That wouldn’t seem to mean much given how local it was and the lack of an official Republican nominee, but it doesn’t exactly downplay the Democrats’ challenges on Tuesday.

But we are in some uncharted territory, in which the stakes in this race are unmatched by any of the races detailed above, with control of the U.S. Senate on the line.

Fowler’s 1992 loss, by contrast, was the difference between a Democratic majority and a slightly smaller Democratic majority.

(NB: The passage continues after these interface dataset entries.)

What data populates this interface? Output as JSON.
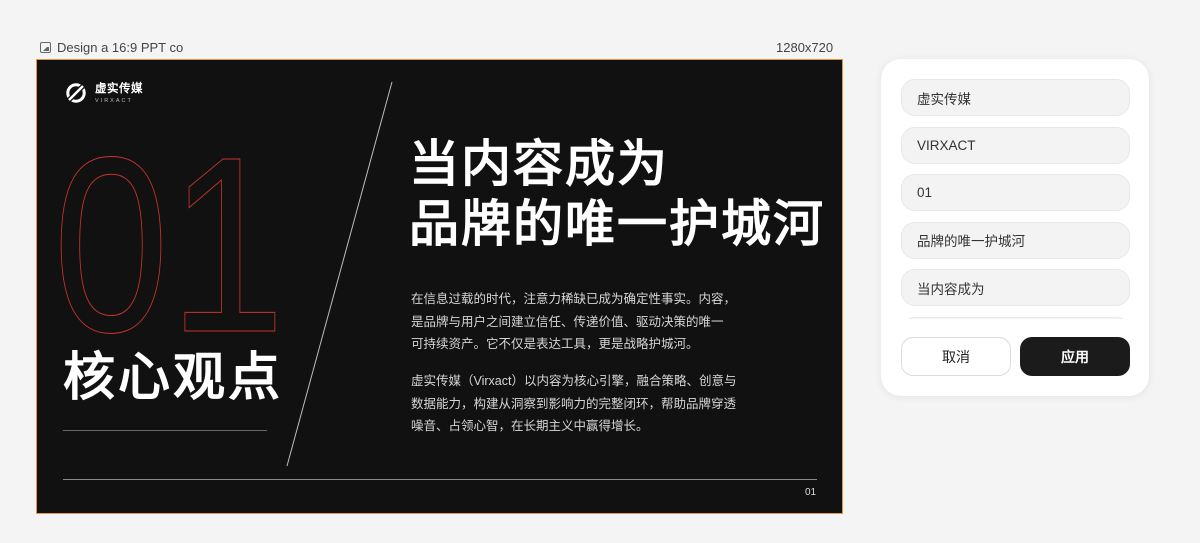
{
  "caption": {
    "title": "Design a 16:9 PPT co",
    "icon": "image-icon",
    "dims": "1280x720"
  },
  "slide": {
    "logo": {
      "icon": "virxact-logo-icon",
      "cn": "虚实传媒",
      "en": "VIRXACT"
    },
    "big_number": "01",
    "key_title": "核心观点",
    "headline_line1": "当内容成为",
    "headline_line2": "品牌的唯一护城河",
    "para1_line1": "在信息过载的时代，注意力稀缺已成为确定性事实。内容，",
    "para1_line2": "是品牌与用户之间建立信任、传递价值、驱动决策的唯一",
    "para1_line3": "可持续资产。它不仅是表达工具，更是战略护城河。",
    "para2_line1": "虚实传媒（Virxact）以内容为核心引擎，融合策略、创意与",
    "para2_line2": "数据能力，构建从洞察到影响力的完整闭环，帮助品牌穿透",
    "para2_line3": "噪音、占领心智，在长期主义中赢得增长。",
    "page_number": "01",
    "colors": {
      "background": "#111111",
      "accent": "#c8342c",
      "frame": "#e3953f"
    }
  },
  "panel": {
    "fields": [
      {
        "value": "虚实传媒"
      },
      {
        "value": "VIRXACT"
      },
      {
        "value": "01"
      },
      {
        "value": "品牌的唯一护城河"
      },
      {
        "value": "当内容成为"
      },
      {
        "value": ""
      }
    ],
    "cancel_label": "取消",
    "apply_label": "应用"
  }
}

Chambliss’s blowout 2008 win was pretty significant, too, in that it deprived Democrats of an effective 60-vote, filibuster-proof majority in the chamber — which was a key GOP argument against electing Martin.

It was perhaps understandable that what was then a more conservative state would bristle at that prospect, even if President Barack Obama over-performed the state’s fundamentals on Election Day. But Republicans have made a similar argument in this race, including Trump saying that Loeffler and Perdue are the “last line of defense” (despite quickly contradicting himself on that point).

Democrats failed to turn out in nearly as strong numbers in virtually all of these races, but perhaps that could change with control of the Senate at stake. And perhaps a state that is now more evenly divided could provide a different proposition, in which lower turnout might not so obviously favor one party. There’s also the matter of Trump’s constant and baseless complaints about the legitimacy of Georgia’s election, which Republicans fret could depress turnout by convincing enough Republicans that it’s just not worth it to vote.

But something I keep coming back to is Democrats having taken fewer votes on Election Day — and the fact that Republicans arguably have more to vote for, in that this is their last hope for controlling at least one lever of power in Washington. When we saw such a pivotal vote in 2008, the GOP had some of its best runoffs of the past 30 years.

If Democrats can win these races, it would be a significant statement about how the state has shifted politically.